= Beginning of Section =

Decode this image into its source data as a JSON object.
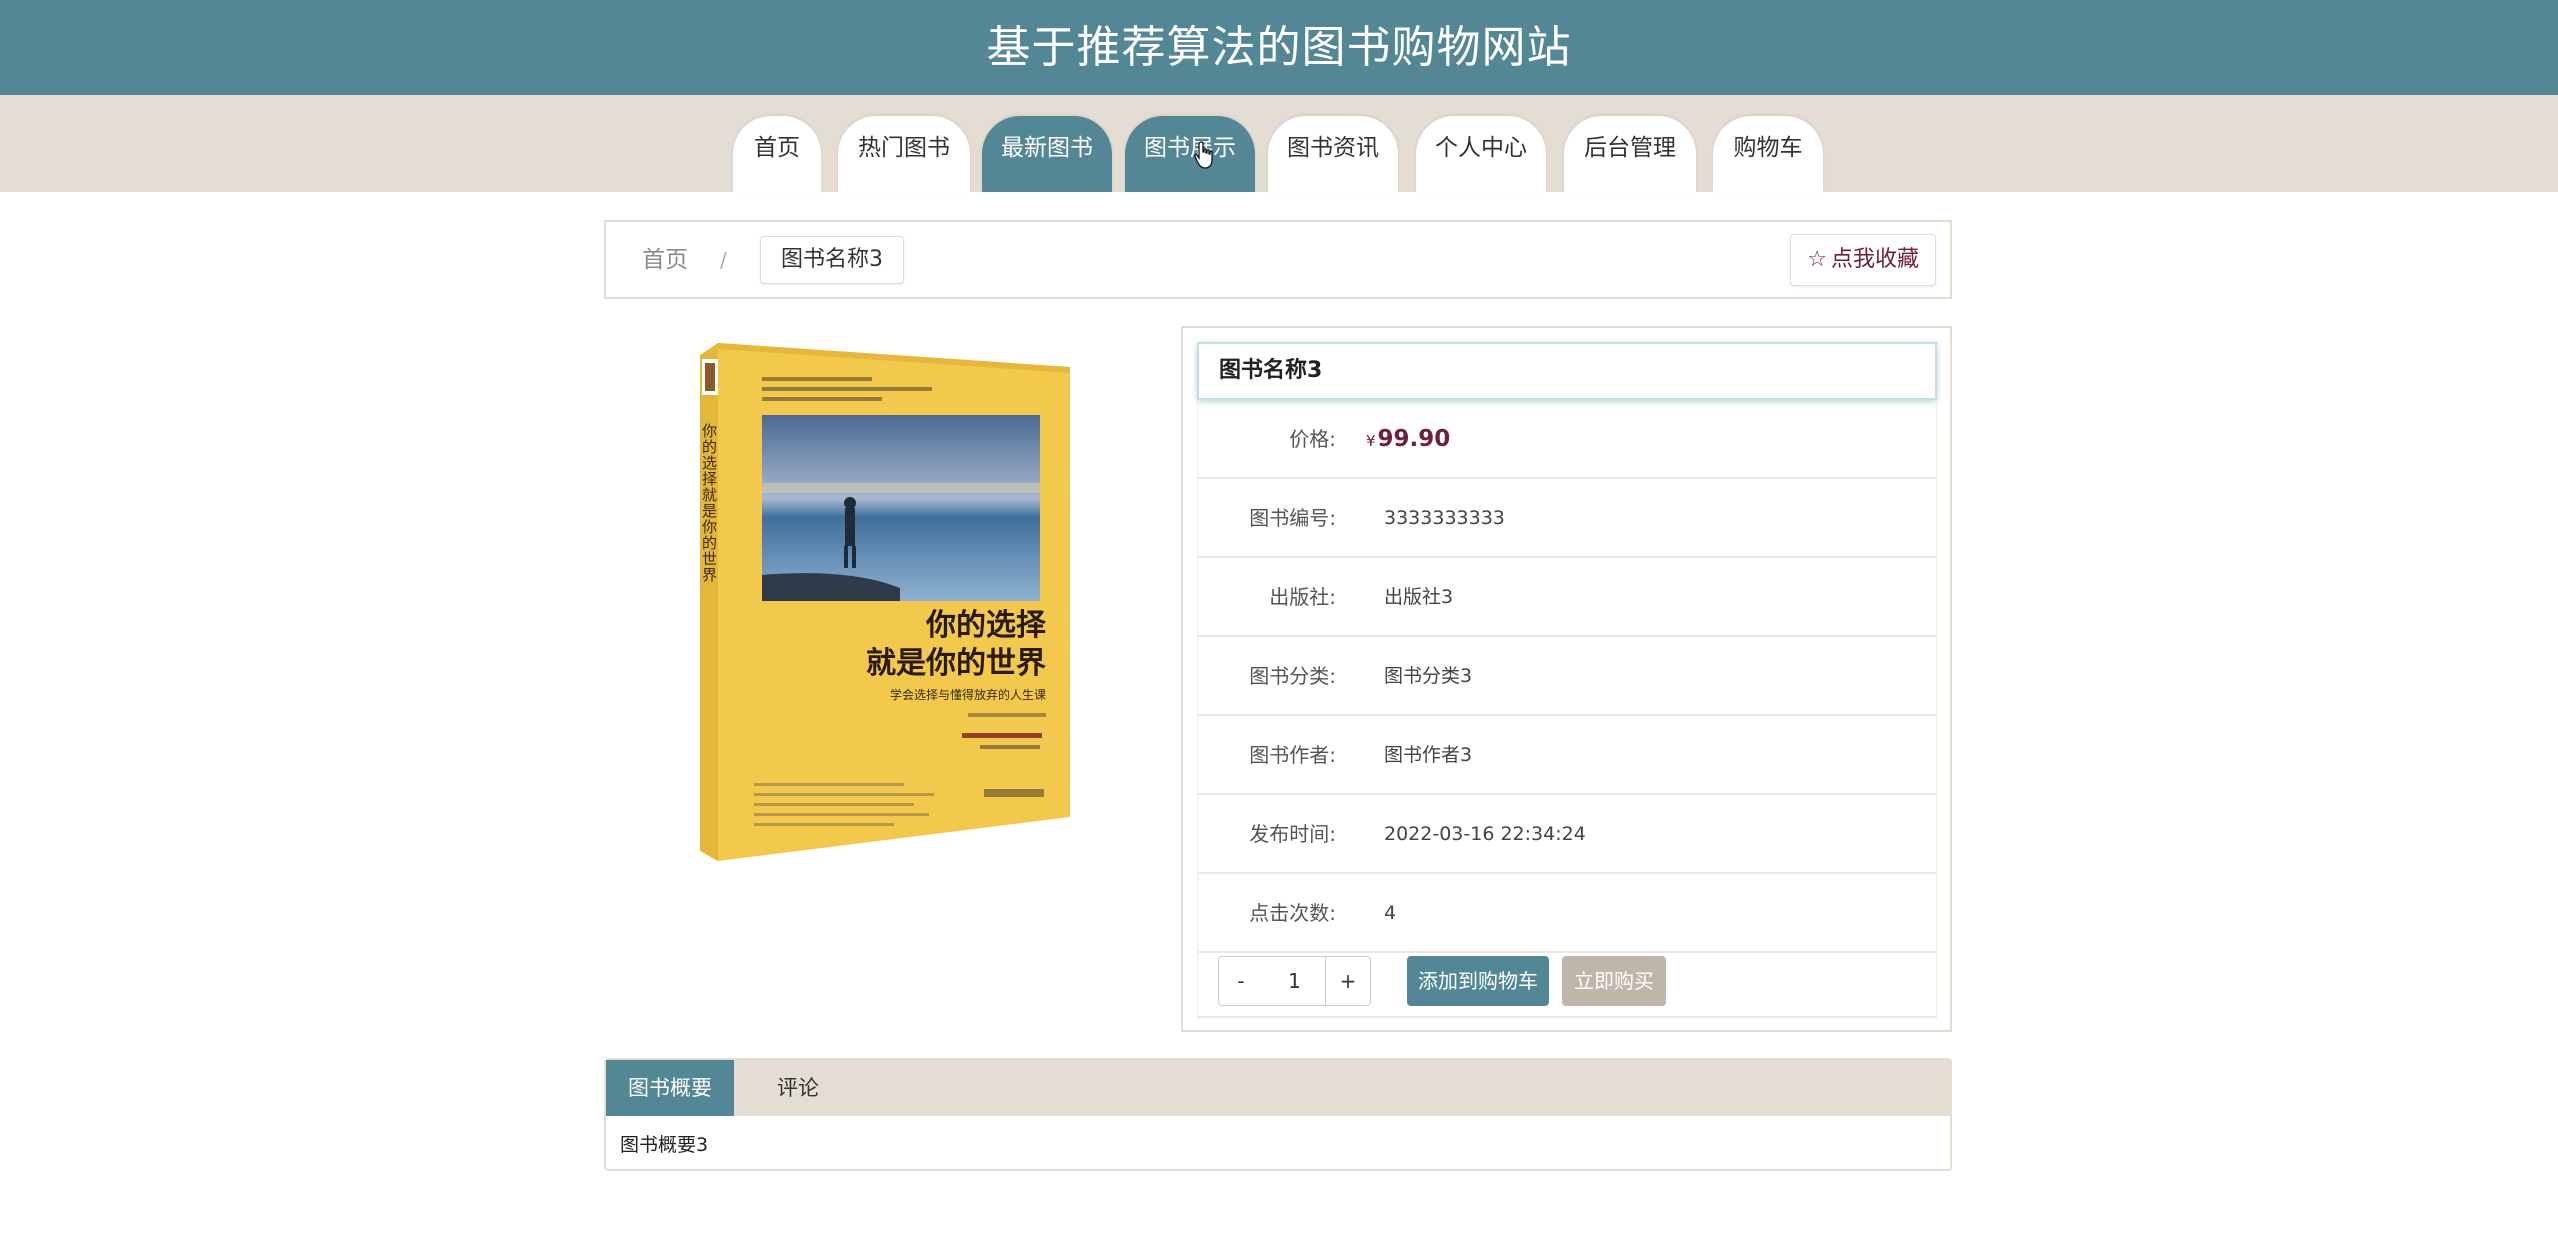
{
  "header": {
    "title": "基于推荐算法的图书购物网站"
  },
  "nav": {
    "items": [
      {
        "label": "首页",
        "active": false
      },
      {
        "label": "热门图书",
        "active": false
      },
      {
        "label": "最新图书",
        "active": true
      },
      {
        "label": "图书展示",
        "active": true
      },
      {
        "label": "图书资讯",
        "active": false
      },
      {
        "label": "个人中心",
        "active": false
      },
      {
        "label": "后台管理",
        "active": false
      },
      {
        "label": "购物车",
        "active": false
      }
    ]
  },
  "breadcrumb": {
    "home": "首页",
    "separator": "/",
    "current": "图书名称3"
  },
  "favorite": {
    "icon": "star-outline-icon",
    "label": "点我收藏"
  },
  "book_cover": {
    "spine_title": "你的选择就是你的世界",
    "title_line1": "你的选择",
    "title_line2": "就是你的世界",
    "subtitle": "学会选择与懂得放弃的人生课"
  },
  "book": {
    "title": "图书名称3",
    "price_label": "价格:",
    "currency": "¥",
    "price": "99.90",
    "fields": [
      {
        "label": "图书编号:",
        "value": "3333333333"
      },
      {
        "label": "出版社:",
        "value": "出版社3"
      },
      {
        "label": "图书分类:",
        "value": "图书分类3"
      },
      {
        "label": "图书作者:",
        "value": "图书作者3"
      },
      {
        "label": "发布时间:",
        "value": "2022-03-16 22:34:24"
      },
      {
        "label": "点击次数:",
        "value": "4"
      }
    ]
  },
  "actions": {
    "minus": "-",
    "quantity": "1",
    "plus": "+",
    "add_to_cart": "添加到购物车",
    "buy_now": "立即购买"
  },
  "tabs": {
    "items": [
      {
        "label": "图书概要",
        "active": true
      },
      {
        "label": "评论",
        "active": false
      }
    ],
    "content": "图书概要3"
  },
  "colors": {
    "primary": "#538795",
    "beige": "#e4ddd3",
    "price": "#6e1f3a",
    "buy_button": "#bfb5a8"
  }
}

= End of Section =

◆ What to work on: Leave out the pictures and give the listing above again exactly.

◆ Result of this exercise:
Decode this image into its source data as a JSON object.
{
  "header": {
    "title": "基于推荐算法的图书购物网站"
  },
  "nav": {
    "items": [
      {
        "label": "首页",
        "active": false
      },
      {
        "label": "热门图书",
        "active": false
      },
      {
        "label": "最新图书",
        "active": true
      },
      {
        "label": "图书展示",
        "active": true
      },
      {
        "label": "图书资讯",
        "active": false
      },
      {
        "label": "个人中心",
        "active": false
      },
      {
        "label": "后台管理",
        "active": false
      },
      {
        "label": "购物车",
        "active": false
      }
    ]
  },
  "breadcrumb": {
    "home": "首页",
    "separator": "/",
    "current": "图书名称3"
  },
  "favorite": {
    "icon": "star-outline-icon",
    "label": "点我收藏"
  },
  "book_cover": {
    "spine_title": "你的选择就是你的世界",
    "title_line1": "你的选择",
    "title_line2": "就是你的世界",
    "subtitle": "学会选择与懂得放弃的人生课"
  },
  "book": {
    "title": "图书名称3",
    "price_label": "价格:",
    "currency": "¥",
    "price": "99.90",
    "fields": [
      {
        "label": "图书编号:",
        "value": "3333333333"
      },
      {
        "label": "出版社:",
        "value": "出版社3"
      },
      {
        "label": "图书分类:",
        "value": "图书分类3"
      },
      {
        "label": "图书作者:",
        "value": "图书作者3"
      },
      {
        "label": "发布时间:",
        "value": "2022-03-16 22:34:24"
      },
      {
        "label": "点击次数:",
        "value": "4"
      }
    ]
  },
  "actions": {
    "minus": "-",
    "quantity": "1",
    "plus": "+",
    "add_to_cart": "添加到购物车",
    "buy_now": "立即购买"
  },
  "tabs": {
    "items": [
      {
        "label": "图书概要",
        "active": true
      },
      {
        "label": "评论",
        "active": false
      }
    ],
    "content": "图书概要3"
  },
  "colors": {
    "primary": "#538795",
    "beige": "#e4ddd3",
    "price": "#6e1f3a",
    "buy_button": "#bfb5a8"
  }
}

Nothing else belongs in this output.